Fritillaria imperialis and the various Allium species are the flower bulbs with the strongest smell. Chives (A. schoenoprasum), ramson (A. ursinum), onion sets (A. cepa), shallots (A. ascalanicum) and garlic (A. sativum) all belong to the Allium family. The scent of other members of this family is similar as well. The strong smell of Fritillaria imperialis keeps moles out of your garden.

Since spring-flowering flower bulbs can easily withstand even a fairly harsh winter, almost all of them can be planted outside. They even need a cold period in order to flower. The exceptions are Hippeastrum (Amaryllis) varieties and Narcissus ‘Paperwhite’. These should not be planted outside, but should be planted in pots and kept in a cool spot until December or January. At that time, they should be placed in a warm room where they will produce flowers.

Flower bulbs that bloom every year are called perennial flower bulbs. After they bloom, these flower bulbs should remain undisturbed in the ground so that their foliage (stem and leaves) is given the time to wither back and the bulbs under the ground can prepare for the next growing season. In other words, they follow the same growth cycle as perennials. Some even increase their numbers because the bulbs multiply underground. How fun is that? There is so much choice in perennial flower bulbs, like cheerful Balkan anemones (Anemone blanda), frivolous glory-of-the-snow (Chionodoxa), fun bluebells (Hyacinths) and richly flowering striped squill (Puschkinia). Perennial flower bulbs that multiply include serene snowdrops (Galanthus), colorful daffodils (Narcissus), blue-colored squills (Scilla) and fragrant spring snowflakes (Leucojum vernum).
Plant the flower bulbs in it with their pointed sides facing up.

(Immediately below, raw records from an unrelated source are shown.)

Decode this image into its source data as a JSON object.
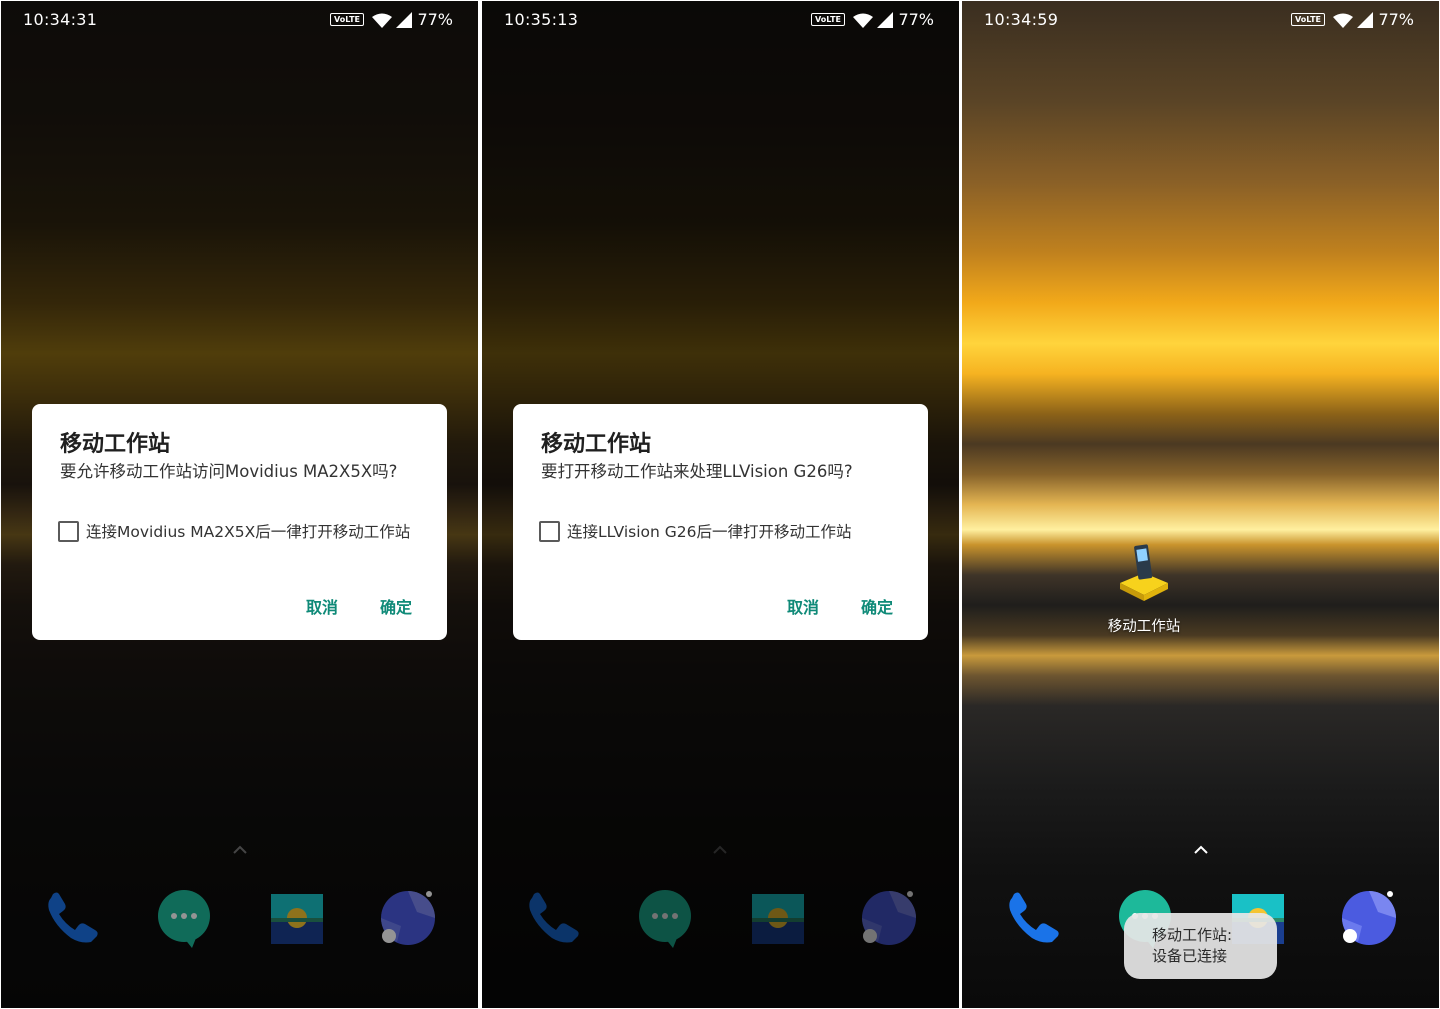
{
  "screens": [
    {
      "status": {
        "time": "10:34:31",
        "network": "VoLTE",
        "battery": "77%"
      },
      "dialog": {
        "title": "移动工作站",
        "message": "要允许移动工作站访问Movidius MA2X5X吗?",
        "checkbox_label": "连接Movidius MA2X5X后一律打开移动工作站",
        "cancel_label": "取消",
        "ok_label": "确定"
      }
    },
    {
      "status": {
        "time": "10:35:13",
        "network": "VoLTE",
        "battery": "77%"
      },
      "dialog": {
        "title": "移动工作站",
        "message": "要打开移动工作站来处理LLVision G26吗?",
        "checkbox_label": "连接LLVision G26后一律打开移动工作站",
        "cancel_label": "取消",
        "ok_label": "确定"
      }
    },
    {
      "status": {
        "time": "10:34:59",
        "network": "VoLTE",
        "battery": "77%"
      },
      "app_icon_label": "移动工作站",
      "toast": {
        "line1": "移动工作站:",
        "line2": "设备已连接"
      }
    }
  ],
  "dock": {
    "icons": [
      "phone-icon",
      "messages-icon",
      "gallery-icon",
      "browser-icon"
    ]
  },
  "colors": {
    "dialog_button": "#0f8a78",
    "phone": "#1a73e8",
    "messages": "#1db99a",
    "gallery_top": "#19c1c6",
    "gallery_bottom": "#1a3e8f",
    "browser": "#4b5be0"
  }
}
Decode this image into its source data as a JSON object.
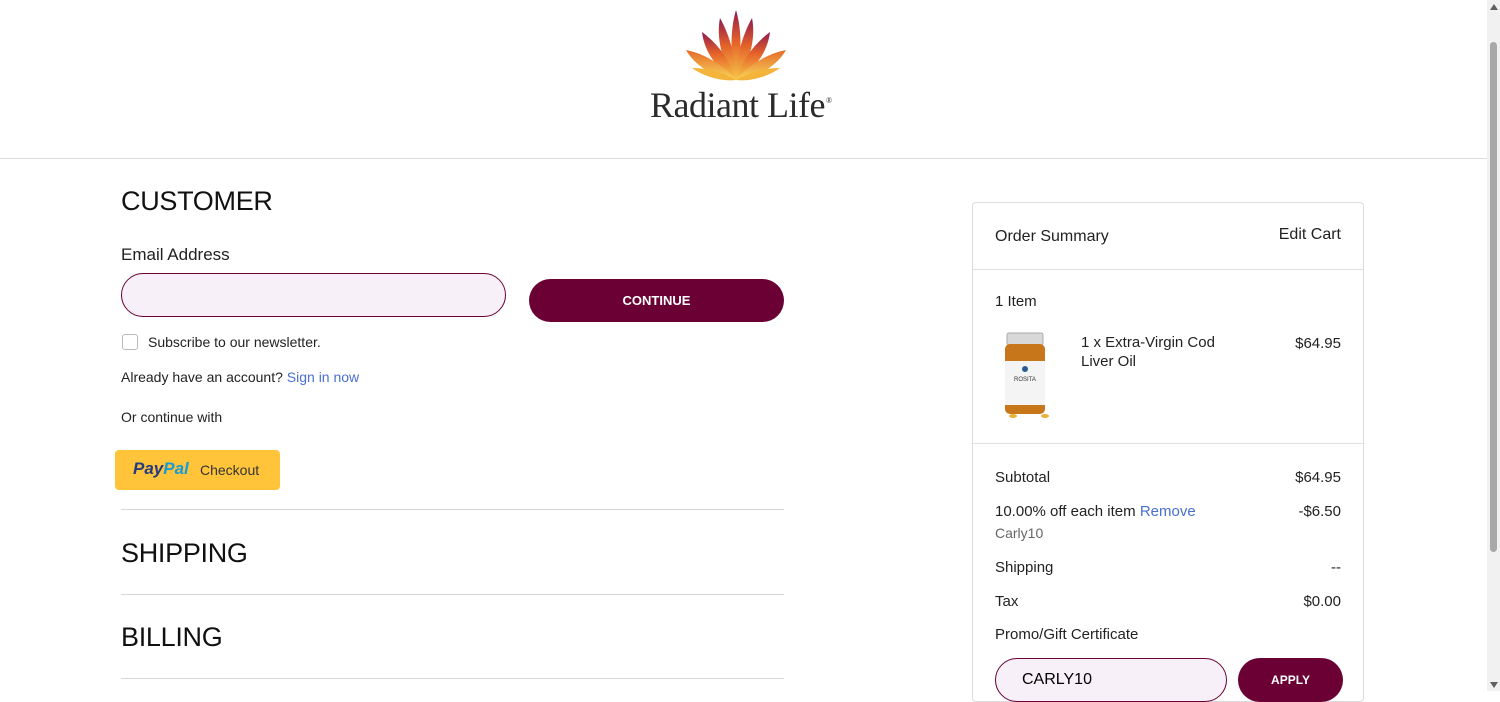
{
  "brand": {
    "name": "Radiant Life",
    "registered": "®"
  },
  "customer": {
    "title": "CUSTOMER",
    "email_label": "Email Address",
    "email_value": "",
    "continue_label": "CONTINUE",
    "newsletter_label": "Subscribe to our newsletter.",
    "account_prompt": "Already have an account?",
    "sign_in_label": "Sign in now",
    "or_continue": "Or continue with",
    "paypal_brand_1": "Pay",
    "paypal_brand_2": "Pal",
    "paypal_checkout": "Checkout"
  },
  "sections": {
    "shipping": "SHIPPING",
    "billing": "BILLING"
  },
  "order_summary": {
    "title": "Order Summary",
    "edit_cart": "Edit Cart",
    "item_count": "1 Item",
    "items": [
      {
        "name": "1 x Extra-Virgin Cod Liver Oil",
        "price": "$64.95",
        "label_text": "ROSITA"
      }
    ],
    "subtotal_label": "Subtotal",
    "subtotal_value": "$64.95",
    "discount_label": "10.00% off each item",
    "discount_remove": "Remove",
    "discount_value": "-$6.50",
    "discount_code": "Carly10",
    "shipping_label": "Shipping",
    "shipping_value": "--",
    "tax_label": "Tax",
    "tax_value": "$0.00",
    "promo_label": "Promo/Gift Certificate",
    "promo_value": "CARLY10",
    "apply_label": "APPLY"
  },
  "colors": {
    "accent": "#6b0034",
    "link": "#4a6fd1",
    "paypal": "#ffc439"
  }
}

The most popular tulips of all are the red ones such as ‘Apeldoorn’ and ‘Oxford’. These cultivars have been the front-runners for years and years – every shop always has red tulips for sale. But the most famous tulip by far has to be the “black” tulip: ‘Queen of Night’. Although this cultivar is not a true black – the color is actually a very deep purple – it’s very close resemblance to black creates a magical effect. After centuries of breeding efforts to develop a truly black tulip, this is still as close as we’ve been able to get.

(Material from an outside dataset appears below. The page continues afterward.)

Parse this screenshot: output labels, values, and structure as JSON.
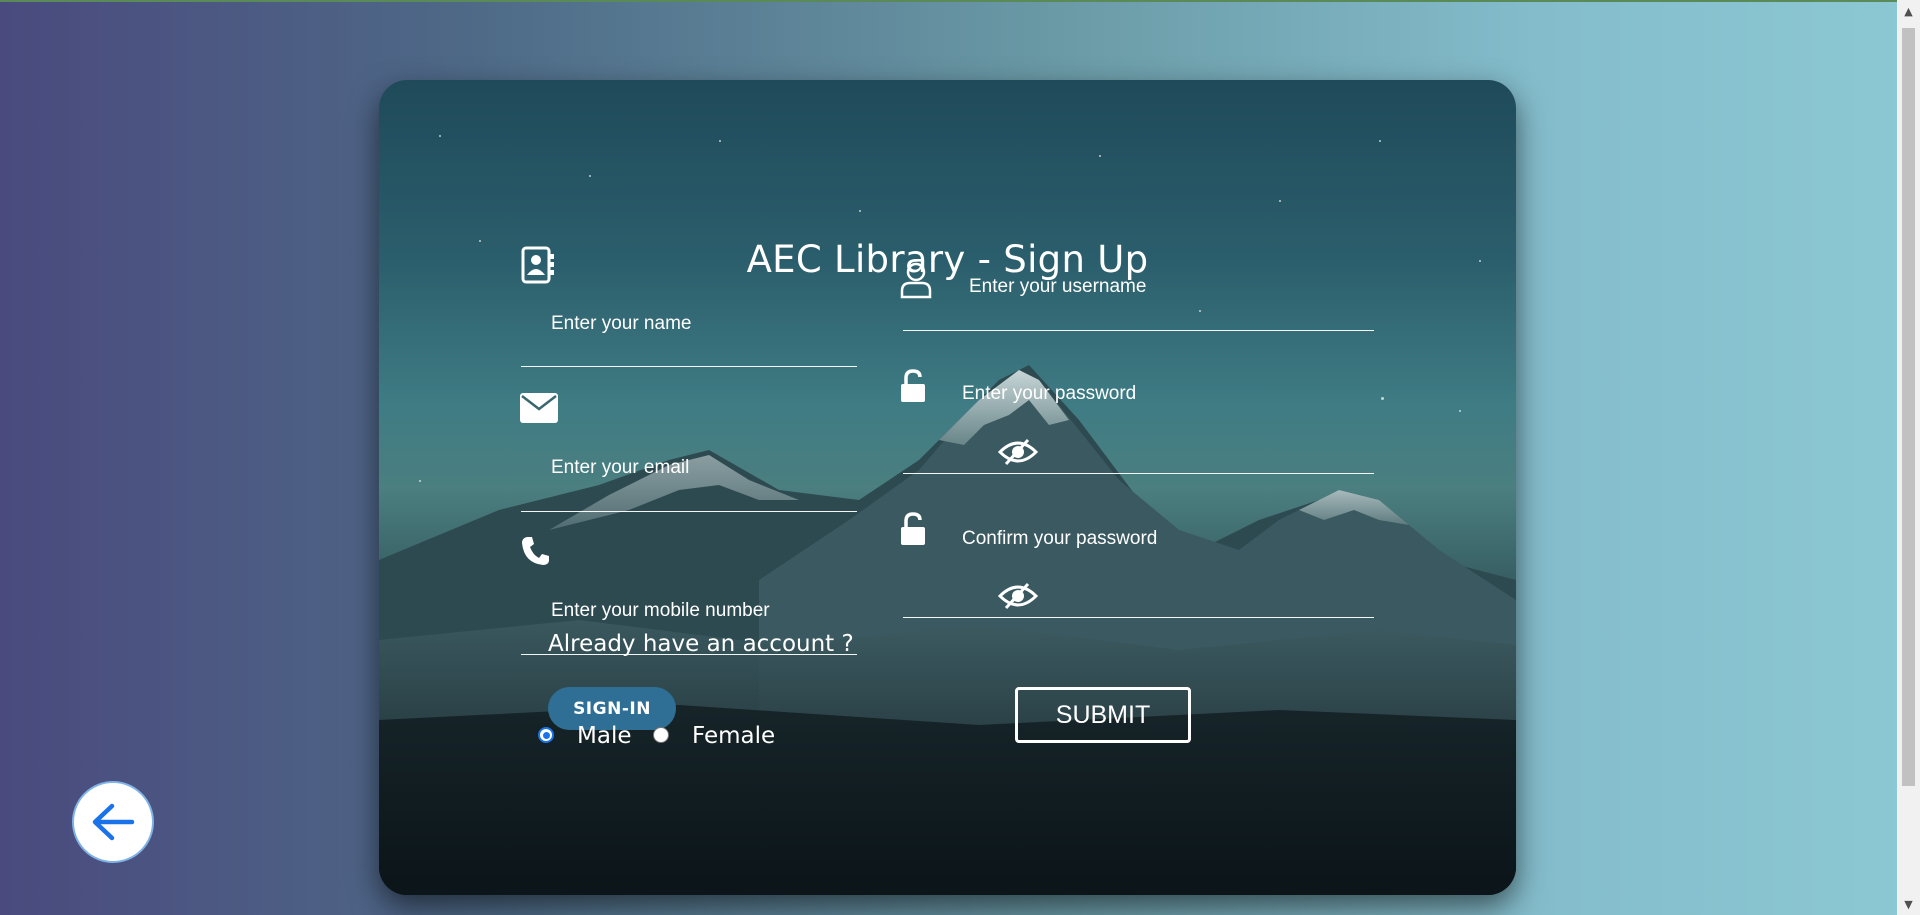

At the auctions in Holland, flower bulbs are graded according to their circumference which is then referred to as their bulb size. For each particular variety, the more mature flower bulbs are larger and will produce larger flowers. These bulbs demand a higher price. For high-profile bed plantings, it's worth the higher price paid for these more mature bulbs that will produce a showier display. But younger (smaller-sized) flower bulbs, which are often sold at lower prices, can offer a great way of adding color to large areas or marginal areas of the yard where they can be left in place to naturalize and mature, thus gaining in size over time. It should be noted that, for quality control reasons, the Dutch do not export flower bulbs smaller than certain established sizes. For instance, tulips must be 4 inches in circumference or the Dutch will not export them. This means that if you see tulip bulbs for sale that are smaller than this, they were not exported from Holland were no exceptions are allowed except for species tulips, which are naturally smaller in size to begin with.

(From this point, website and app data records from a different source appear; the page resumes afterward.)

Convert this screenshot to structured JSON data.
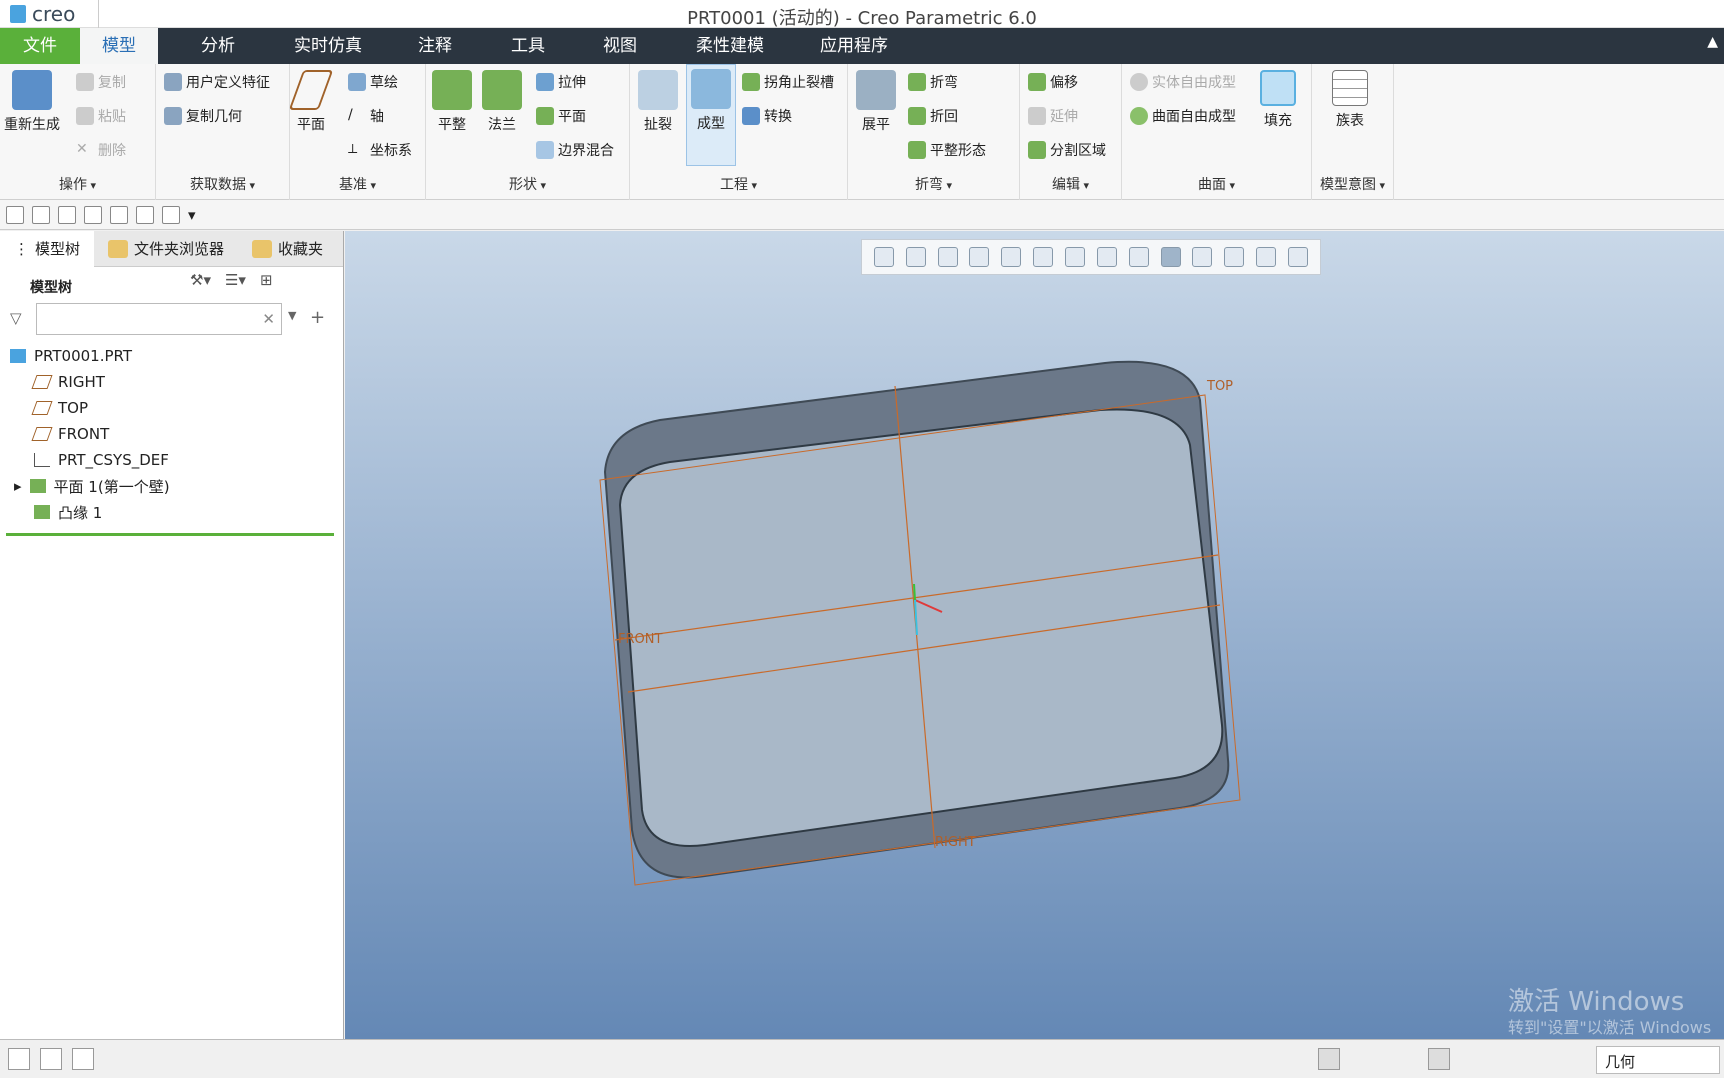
{
  "app": {
    "logo": "creo",
    "title": "PRT0001 (活动的) - Creo Parametric 6.0"
  },
  "tabs": [
    "文件",
    "模型",
    "分析",
    "实时仿真",
    "注释",
    "工具",
    "视图",
    "柔性建模",
    "应用程序"
  ],
  "ribbon": {
    "ops": {
      "regen": "重新生成",
      "copy": "复制",
      "paste": "粘贴",
      "delete": "删除",
      "label": "操作"
    },
    "getdata": {
      "udf": "用户定义特征",
      "copygeom": "复制几何",
      "label": "获取数据"
    },
    "datum": {
      "plane": "平面",
      "sketch": "草绘",
      "axis": "轴",
      "csys": "坐标系",
      "label": "基准"
    },
    "shape": {
      "flat": "平整",
      "flange": "法兰",
      "extrude": "拉伸",
      "plane": "平面",
      "blend": "边界混合",
      "label": "形状"
    },
    "eng": {
      "rip": "扯裂",
      "form": "成型",
      "corner": "拐角止裂槽",
      "convert": "转换",
      "label": "工程"
    },
    "bend": {
      "unbend": "展平",
      "bend": "折弯",
      "bendback": "折回",
      "flatpattern": "平整形态",
      "label": "折弯"
    },
    "edit": {
      "offset": "偏移",
      "extend": "延伸",
      "split": "分割区域",
      "label": "编辑"
    },
    "surface": {
      "solidfree": "实体自由成型",
      "surffree": "曲面自由成型",
      "fill": "填充",
      "label": "曲面"
    },
    "intent": {
      "family": "族表",
      "label": "模型意图"
    }
  },
  "sidebar": {
    "tabs": [
      "模型树",
      "文件夹浏览器",
      "收藏夹"
    ],
    "tree_title": "模型树",
    "items": [
      "PRT0001.PRT",
      "RIGHT",
      "TOP",
      "FRONT",
      "PRT_CSYS_DEF",
      "平面 1(第一个壁)",
      "凸缘 1"
    ]
  },
  "viewport": {
    "label_top": "TOP",
    "label_front": "FRONT",
    "label_right": "RIGHT"
  },
  "watermark": {
    "line1": "激活 Windows",
    "line2": "转到\"设置\"以激活 Windows"
  },
  "status": {
    "filter": "几何"
  },
  "colors": {
    "accent": "#5ab03a",
    "tabbar": "#2b3540",
    "part": "#7a8696",
    "datum": "#c96a2a"
  }
}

Tulips were introduced into the Netherlands at the end of the 16th century by Carolus Clusius. People in the Netherlands were quick to take an interest in these flower bulbs and started experimenting with growing them in the gardens around their homes. Because the demand for tulips grew, an increasingly professional approach was devoted to their cultivation, and it turned out that the coastal area – and especially the strip of land just inside the Dutch dunes - had the perfect conditions for this. The marine climate with its mild winters and cool summers, proper drainage with a consistent water level, the right type of soil and the fact that the Netherlands was a center of trade were all very beneficial factors. With the increasing urbanization occurring in the traditional flower bulb growing regions, the most important growing areas today are located in the northern regions of the Netherlands where there is still enough land available for flower bulb growing. This will assure their cultivation in the Netherlands for a long time to come.